There comes a time in every musician's life when the ebullience of youth can no longer steer the ship on its own. Opinions on philosophy, parenting and politics fill sails that were once inflated with reckless angst aimed at anything and everything, and it can be damn near impossible not to question the importance of what you're doing, no matter how hard you try to keep the volume and tempos turned all the way up.

Aging hits punks harder than most. Even though the self-aware "post-30s punk" schtick of bands like the Menzingers and Beach Slang is as often a sore reminder of what's been lost as it is a comfort for elder scenesters who've outgrown their band tees, the ability to overwhelm insecurity with charm is a powerful asset.

Loaded with buzzy guitars, shout-along choruses and tempos well above the threshold for circle pits, Darkness, Together, the latest from Portland quartet Lee Corey Oswald, is essential listening for anyone who feels trapped in the demographic netherworld that's too old for the Warped Tour and too young for Pickathon. Case in point is "You Want to Be Right or Happy?," a thundering power-pop anthem that picks apart the shallow pursuit of getting fucked up at music festivals and forgetting why you're there in the first place. It's a poignant takedown of the devolution of idle youth culture, but a bittersweet hint of FOMO coats the track as guitarist and singer Lee Ellis rails against a well-intentioned endeavor he knows he's just a tad too old to comfortably enjoy anymore.

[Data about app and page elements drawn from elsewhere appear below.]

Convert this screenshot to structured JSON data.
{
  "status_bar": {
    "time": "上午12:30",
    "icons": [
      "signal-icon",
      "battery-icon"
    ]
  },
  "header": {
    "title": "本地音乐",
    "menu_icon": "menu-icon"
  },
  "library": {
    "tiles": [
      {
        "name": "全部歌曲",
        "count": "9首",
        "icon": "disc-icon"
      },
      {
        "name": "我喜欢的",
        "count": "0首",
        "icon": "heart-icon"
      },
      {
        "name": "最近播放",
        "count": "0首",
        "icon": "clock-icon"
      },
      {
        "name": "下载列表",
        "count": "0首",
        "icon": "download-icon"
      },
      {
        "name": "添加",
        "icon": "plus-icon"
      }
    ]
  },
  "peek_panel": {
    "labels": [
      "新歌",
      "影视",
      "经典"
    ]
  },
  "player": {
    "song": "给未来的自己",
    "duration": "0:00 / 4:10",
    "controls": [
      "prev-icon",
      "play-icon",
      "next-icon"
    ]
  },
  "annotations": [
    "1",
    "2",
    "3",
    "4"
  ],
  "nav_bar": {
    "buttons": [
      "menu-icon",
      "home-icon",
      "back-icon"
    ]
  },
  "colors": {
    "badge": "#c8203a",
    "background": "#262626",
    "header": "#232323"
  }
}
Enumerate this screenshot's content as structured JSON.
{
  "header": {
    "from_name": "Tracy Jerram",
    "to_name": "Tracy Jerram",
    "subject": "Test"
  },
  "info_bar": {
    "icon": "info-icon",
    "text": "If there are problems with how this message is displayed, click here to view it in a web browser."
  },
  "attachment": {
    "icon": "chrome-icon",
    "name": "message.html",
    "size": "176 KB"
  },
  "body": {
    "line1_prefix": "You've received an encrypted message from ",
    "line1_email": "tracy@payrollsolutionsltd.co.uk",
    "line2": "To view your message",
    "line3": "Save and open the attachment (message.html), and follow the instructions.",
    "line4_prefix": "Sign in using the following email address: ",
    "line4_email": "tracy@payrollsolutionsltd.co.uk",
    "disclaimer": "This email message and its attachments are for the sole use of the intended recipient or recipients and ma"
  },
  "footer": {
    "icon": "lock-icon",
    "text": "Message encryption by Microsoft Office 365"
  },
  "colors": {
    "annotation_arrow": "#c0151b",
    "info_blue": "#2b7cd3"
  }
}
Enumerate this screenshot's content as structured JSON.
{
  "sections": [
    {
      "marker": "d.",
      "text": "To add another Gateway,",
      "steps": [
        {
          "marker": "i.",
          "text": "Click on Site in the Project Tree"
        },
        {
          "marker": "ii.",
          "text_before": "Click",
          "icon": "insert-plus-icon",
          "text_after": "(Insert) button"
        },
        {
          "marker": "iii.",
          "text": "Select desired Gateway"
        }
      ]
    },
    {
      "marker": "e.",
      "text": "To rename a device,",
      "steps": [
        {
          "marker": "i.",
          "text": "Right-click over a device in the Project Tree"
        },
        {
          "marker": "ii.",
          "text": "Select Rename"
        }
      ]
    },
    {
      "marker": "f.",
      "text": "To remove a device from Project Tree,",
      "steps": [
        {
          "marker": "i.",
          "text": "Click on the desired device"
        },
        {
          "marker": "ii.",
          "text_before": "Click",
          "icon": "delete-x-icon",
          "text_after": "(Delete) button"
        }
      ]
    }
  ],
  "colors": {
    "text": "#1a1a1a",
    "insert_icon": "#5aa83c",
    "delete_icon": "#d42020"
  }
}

"Neighborhood" takes a similar crack at successful peers who built homes while guitarist and vocalist Dan Silver was busy getting stoned. While classic punk acts adopt a nihilistic, sour-grapes approach to the kind of placid adulthood the album is preoccupied with, Ellis and Silver expend great effort sympathizing with friends and family who chose stability over the cheap thrills of being in a band. You'd almost feel sorry for them if the songs weren't so fun. But you can't help but wonder how the members of LCO would even handle being chained to desks while such joyous noise brews in their heads.

Had Darkness, Together been released a decade ago, it would certainly have given LCO a fighting chance to pick up a headlining slot with an East Coast emo heavyweight. It's not an outright emo record, per se—it's easier to liken their affinity for slick guitar solos and compressed top-end to pro-level Weezer cosplay than to the bummed-out jangle that's enveloped every recent college grad with a guitar and a quick commute to Philadelphia. But the countless moments when Silver and Ellis eschew bitter shit-talking for reluctant what-if's are undeniably appealing to those who dearly long for the days when the Brand New and Taking Back Sunday were the still the cream of the crop.

HEAR IT: Darkness, Together is available now through A-F Records and across streaming platforms.